Regular Reviews and Audits: Conduct regular reviews and audits of the MSP process to identify potential challenges early on. Teams can better respond to new challenges as they arise, change their plans as needed, and correct their course of action when they do evaluations regularly.

Flexibility and Adaptability: Embrace flexibility and adaptability as core principles of the MSP process. It’s important to adapt plans, react to changes, and pivot as needed to keep going when faced with uncertainty.

Engage in Continuous Learning: Foster a culture of continuous learning within the organization. Insist that your team members take advantage of professional development opportunities, further their education, and keep up with the ever-changing field of programme management best practices.

Establish a Risk Management Framework: Develop a robust risk management framework as an integral part of the MSP process. Look for new dangers, reevaluate existing ones, and always be prepared for the worst. When problems arise, proactive risk management lessens their effect on the programme.

Align with Organizational Strategy: Ensure the MSP process remains aligned with organizational strategy. The link between the program’s aims and the organization’s larger objectives should be reviewed and reaffirmed regularly. This alignment lays forth a solid strategic basis for conquering obstacles.

Conclusion  

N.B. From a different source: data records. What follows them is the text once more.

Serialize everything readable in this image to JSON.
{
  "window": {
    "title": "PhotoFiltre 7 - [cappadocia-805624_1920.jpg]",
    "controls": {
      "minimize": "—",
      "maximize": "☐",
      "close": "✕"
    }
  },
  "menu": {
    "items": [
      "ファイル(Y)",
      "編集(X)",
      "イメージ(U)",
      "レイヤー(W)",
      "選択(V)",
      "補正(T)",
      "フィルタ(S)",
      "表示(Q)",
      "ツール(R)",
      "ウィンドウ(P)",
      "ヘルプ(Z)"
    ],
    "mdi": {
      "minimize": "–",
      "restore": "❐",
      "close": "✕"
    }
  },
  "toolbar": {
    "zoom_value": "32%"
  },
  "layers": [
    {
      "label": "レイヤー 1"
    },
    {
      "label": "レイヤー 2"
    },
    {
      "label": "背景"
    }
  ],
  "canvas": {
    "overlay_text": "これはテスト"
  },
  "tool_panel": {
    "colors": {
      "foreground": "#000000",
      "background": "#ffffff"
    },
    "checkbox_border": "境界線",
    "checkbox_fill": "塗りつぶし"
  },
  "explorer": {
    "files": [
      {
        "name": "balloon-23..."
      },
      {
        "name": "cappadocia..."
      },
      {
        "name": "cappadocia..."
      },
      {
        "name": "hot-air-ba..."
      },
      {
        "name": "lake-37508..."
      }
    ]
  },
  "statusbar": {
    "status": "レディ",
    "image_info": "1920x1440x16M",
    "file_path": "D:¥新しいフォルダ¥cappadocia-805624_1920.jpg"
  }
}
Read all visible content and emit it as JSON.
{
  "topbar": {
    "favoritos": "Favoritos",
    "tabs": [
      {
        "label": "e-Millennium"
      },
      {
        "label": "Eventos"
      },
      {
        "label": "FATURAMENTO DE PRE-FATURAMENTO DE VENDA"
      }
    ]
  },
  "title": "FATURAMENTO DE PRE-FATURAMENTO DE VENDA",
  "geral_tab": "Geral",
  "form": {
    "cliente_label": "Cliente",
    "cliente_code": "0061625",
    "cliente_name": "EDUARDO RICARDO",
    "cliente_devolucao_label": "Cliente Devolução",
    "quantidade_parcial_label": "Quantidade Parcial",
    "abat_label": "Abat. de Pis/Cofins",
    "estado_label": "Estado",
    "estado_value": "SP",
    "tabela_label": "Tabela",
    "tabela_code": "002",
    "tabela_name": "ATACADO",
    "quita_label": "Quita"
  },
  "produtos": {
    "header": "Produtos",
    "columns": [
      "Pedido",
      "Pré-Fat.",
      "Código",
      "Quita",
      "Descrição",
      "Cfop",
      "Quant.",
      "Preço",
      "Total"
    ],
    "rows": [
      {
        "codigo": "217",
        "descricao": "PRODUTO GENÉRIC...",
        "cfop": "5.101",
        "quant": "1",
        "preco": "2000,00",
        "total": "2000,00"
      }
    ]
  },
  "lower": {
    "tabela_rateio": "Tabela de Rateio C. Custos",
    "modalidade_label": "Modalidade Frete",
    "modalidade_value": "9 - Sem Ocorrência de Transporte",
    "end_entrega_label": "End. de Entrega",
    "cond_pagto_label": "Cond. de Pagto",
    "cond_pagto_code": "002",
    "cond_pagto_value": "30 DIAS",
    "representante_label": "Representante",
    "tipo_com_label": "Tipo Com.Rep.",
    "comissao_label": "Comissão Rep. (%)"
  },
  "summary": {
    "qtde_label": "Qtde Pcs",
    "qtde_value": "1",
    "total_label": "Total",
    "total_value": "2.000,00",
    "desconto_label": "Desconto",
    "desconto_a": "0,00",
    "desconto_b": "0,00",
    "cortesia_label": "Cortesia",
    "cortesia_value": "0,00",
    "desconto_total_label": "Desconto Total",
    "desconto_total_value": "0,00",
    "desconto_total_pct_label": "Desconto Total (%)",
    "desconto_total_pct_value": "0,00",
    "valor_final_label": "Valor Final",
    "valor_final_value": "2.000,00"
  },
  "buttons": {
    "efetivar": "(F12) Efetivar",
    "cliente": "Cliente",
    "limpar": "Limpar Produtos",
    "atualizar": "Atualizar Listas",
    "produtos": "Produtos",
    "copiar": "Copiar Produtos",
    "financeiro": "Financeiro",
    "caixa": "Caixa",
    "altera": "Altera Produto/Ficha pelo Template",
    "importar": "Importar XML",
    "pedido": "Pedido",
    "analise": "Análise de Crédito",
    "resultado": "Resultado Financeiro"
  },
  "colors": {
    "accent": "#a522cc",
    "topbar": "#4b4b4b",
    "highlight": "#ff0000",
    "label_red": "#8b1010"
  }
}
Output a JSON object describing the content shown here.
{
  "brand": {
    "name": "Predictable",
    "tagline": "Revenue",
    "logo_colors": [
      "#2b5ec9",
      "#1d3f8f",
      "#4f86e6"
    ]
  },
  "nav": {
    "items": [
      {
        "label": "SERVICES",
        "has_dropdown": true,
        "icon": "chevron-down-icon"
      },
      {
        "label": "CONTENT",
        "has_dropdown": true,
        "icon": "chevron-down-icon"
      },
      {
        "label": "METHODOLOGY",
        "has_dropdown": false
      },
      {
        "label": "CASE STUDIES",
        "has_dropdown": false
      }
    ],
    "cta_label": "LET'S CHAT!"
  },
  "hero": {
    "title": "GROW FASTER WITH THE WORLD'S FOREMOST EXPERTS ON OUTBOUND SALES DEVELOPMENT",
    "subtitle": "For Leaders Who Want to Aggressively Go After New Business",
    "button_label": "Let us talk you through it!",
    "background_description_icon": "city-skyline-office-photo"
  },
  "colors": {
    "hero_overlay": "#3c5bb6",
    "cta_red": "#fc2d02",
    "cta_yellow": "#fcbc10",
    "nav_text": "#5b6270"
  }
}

The MSP process, while powerful, is not without its challenges. The effective implementation of MSP, which leads to the realization of programme objectives and organizational success, depends on tackling these obstacles head-on and adopting strategic solutions. Organizations may succeed in programme management despite its complexity by committing to continual development, providing thorough training, and maintaining open lines of communication.